Builders around the world must redirect their efforts to smaller, multifamily dwellings if they are to cope with dwindling housing resources and a mushrooming population, a new study for the United Nations concludes.

Americans especially will have to adjust to smaller homes or be prepared to pay as much as $150,000 for an average house in nine years, said the Worldwatch Institute, a Washington-based reasearch organization.

"Trends in each of the major housing resources all point toward the building of the same kind of houses -- low-rise, multifamily houses and town houses," said Bruce Stokes, a Worldwatch researcher who wrote the report.

A projected 35 percent jump in the world's population by the year 2000 would push the census to about 6.1 billion and would add an estimated 600,000 households to the already sparse housing market of the lesser-developed world, the study concludes.

The United States will face a wave of new house-hunters as the 1950's "baby boom" generation begins settling down and as changing social patterns produce an increasing number of one-person households, Stokes predicted.

U.S. home construction costs tripled in the past decade, and material costs outstripped consumer price index increases by more than two percentage points during the same period.

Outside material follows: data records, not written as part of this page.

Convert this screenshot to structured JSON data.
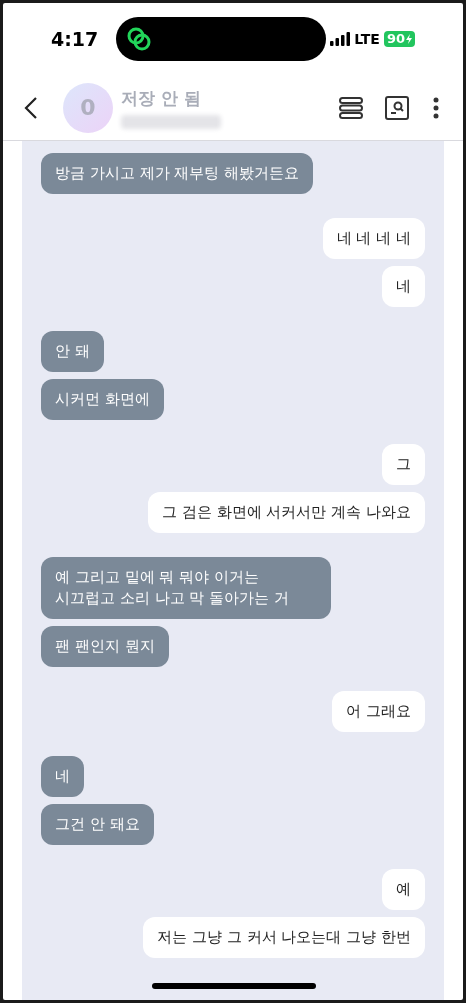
{
  "status_bar": {
    "time": "4:17",
    "network": "LTE",
    "battery": "90"
  },
  "header": {
    "avatar_letter": "0",
    "title": "저장 안 됨"
  },
  "groups": [
    {
      "kind": "received",
      "messages": [
        "방금 가시고 제가 재부팅 해봤거든요"
      ]
    },
    {
      "kind": "sent",
      "messages": [
        "네 네 네 네",
        "네"
      ]
    },
    {
      "kind": "received",
      "messages": [
        "안 돼",
        "시커먼 화면에"
      ]
    },
    {
      "kind": "sent",
      "messages": [
        "그",
        "그 검은 화면에 서커서만 계속 나와요"
      ]
    },
    {
      "kind": "received",
      "messages": [
        "예 그리고 밑에 뭐 뭐야 이거는 시끄럽고 소리 나고 막 돌아가는 거",
        "팬 팬인지 뭔지"
      ]
    },
    {
      "kind": "sent",
      "messages": [
        "어 그래요"
      ]
    },
    {
      "kind": "received",
      "messages": [
        "네",
        "그건 안 돼요"
      ]
    },
    {
      "kind": "sent",
      "messages": [
        "예",
        "저는 그냥 그 커서 나오는대 그냥 한번"
      ]
    }
  ]
}
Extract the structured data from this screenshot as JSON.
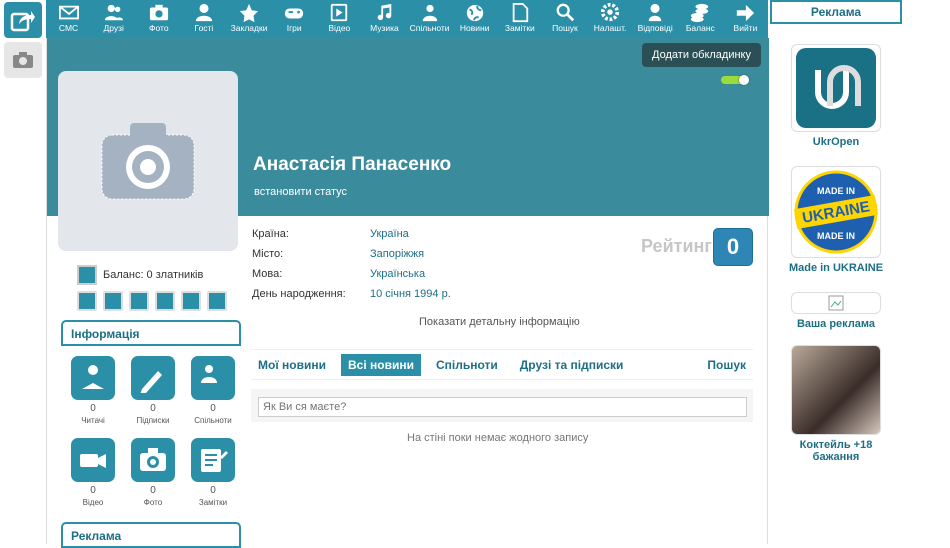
{
  "nav": [
    {
      "label": "СМС",
      "icon": "mail-icon"
    },
    {
      "label": "Друзі",
      "icon": "friends-icon"
    },
    {
      "label": "Фото",
      "icon": "camera-icon"
    },
    {
      "label": "Гості",
      "icon": "guest-icon"
    },
    {
      "label": "Закладки",
      "icon": "star-icon"
    },
    {
      "label": "Ігри",
      "icon": "gamepad-icon"
    },
    {
      "label": "Відео",
      "icon": "play-icon"
    },
    {
      "label": "Музика",
      "icon": "music-icon"
    },
    {
      "label": "Спільноти",
      "icon": "community-icon"
    },
    {
      "label": "Новини",
      "icon": "globe-icon"
    },
    {
      "label": "Замітки",
      "icon": "note-icon"
    },
    {
      "label": "Пошук",
      "icon": "search-icon"
    },
    {
      "label": "Налашт.",
      "icon": "gear-icon"
    },
    {
      "label": "Відповіді",
      "icon": "answers-icon"
    },
    {
      "label": "Баланс",
      "icon": "coins-icon"
    },
    {
      "label": "Вийти",
      "icon": "exit-arrow-icon"
    }
  ],
  "cover": {
    "button_label": "Додати обкладинку"
  },
  "profile": {
    "name": "Анастасія Панасенко",
    "status": "встановити статус",
    "info": [
      {
        "label": "Країна:",
        "value": "Україна"
      },
      {
        "label": "Місто:",
        "value": "Запоріжжя"
      },
      {
        "label": "Мова:",
        "value": "Українська"
      },
      {
        "label": "День народження:",
        "value": "10 січня 1994 р."
      }
    ],
    "rating_label": "Рейтинг",
    "rating_value": "0",
    "details_link": "Показати детальну інформацію"
  },
  "wall": {
    "tabs": [
      "Мої новини",
      "Всі новини",
      "Спільноти",
      "Друзі та підписки",
      "Пошук"
    ],
    "active_tab": 1,
    "input_placeholder": "Як Ви ся маєте?",
    "empty_text": "На стіні поки немає жодного запису"
  },
  "left": {
    "balance_text": "Баланс: 0 златників",
    "info_header": "Інформація",
    "stats": [
      {
        "count": "0",
        "label": "Читачі",
        "icon": "reader-icon"
      },
      {
        "count": "0",
        "label": "Підписки",
        "icon": "subscriptions-icon"
      },
      {
        "count": "0",
        "label": "Спільноти",
        "icon": "community-icon"
      },
      {
        "count": "0",
        "label": "Відео",
        "icon": "video-camera-icon"
      },
      {
        "count": "0",
        "label": "Фото",
        "icon": "photo-camera-icon"
      },
      {
        "count": "0",
        "label": "Замітки",
        "icon": "notepad-icon"
      }
    ],
    "ads_header": "Реклама"
  },
  "right": {
    "header": "Реклама",
    "ads": [
      {
        "caption": "UkrOpen"
      },
      {
        "caption": "Made in UKRAINE",
        "badge_text": [
          "MADE IN",
          "UKRAINE",
          "MADE IN"
        ]
      },
      {
        "caption": "Ваша реклама"
      },
      {
        "caption": "Коктейль +18 бажання"
      }
    ]
  },
  "colors": {
    "accent": "#2b8fa8",
    "cover": "#3a8c9c",
    "rating": "#2e86b4"
  }
}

Since 1949, Stokes said, land and financing costs have nearly doubled their proportions of the total new-house bill.

"We have to accommodate to a world of unrenewable resources -- and accommodate ourselves by down-sizing our houses, changing the types of materials we use to build our homes and changing our energy consumption patterns," Stokes said.

Stokes predicted that the present U.S. home will become the "dinosaur" of the 1980s, much like the full-sized auto became outdated in the '70s.

"The single-family dwelling as we know it in the United States is a quirk of history, of economics," he contends. "We had a lot of cheap land, cheap money and cheap and plentiful materials."

By the end of this decade, Stokes predicted, the typical American house may shrink to less than 1,400 square feet from the 1978 high of 1,527 square feet.

Although the average size of houses has declined slowly in North America in the past three years, the typical American home is nearly triple the average size of a new unit in the Soviet Union and one-third larger than West German homes.

The Third World, long-plagued by inadequate-housing problems, will have half again as many people looking for shelter at the turn of the century, the report predicts.

Noting that most Third World families build their own homes with whatever material is available, Stokes said the crucial issue there will be how to improve building techniques.

Houses of the future should be clustered to avoid land waste, the Worldwatch report recommends. As an example of such grouping, Stokes points to Village Homes, a 200-household development in Davis, Calif. The builder clustered eight or 10 houses on one section of a land tract and left a large "backyard" where the community cooperatively maintains vegetable gardens, fruit trees and a playground. That keeps 12 of the development's 77 acres in agricultural production.

Stokes said architects must redesign home interiors to use space more efficiently, perhaps by eliminating such luxuries as dining rooms or by creating multi-use rooms like the Japanese -- who often use sliding panels to transform sleeping rooms to dining or recreation areas.

Citing an estimate by William C. Baer of the University of Southern California that more than half of America's housing units have surplus space, he estimated 1.7 million new housing units could be created by making too-large houses into duplexes.

Reducing world housing demand in the next century will cost governments $3 billion each year, Stokes estimated, He suggests leaders of industrial countries give tax incentives for high-density households, remove unnecessary construction regulations and oversee the development of new plastics and earth-based building materials.

The U.N. Fund for Population Activities funded the study, which Stokes said cost the fund approximately $40,000.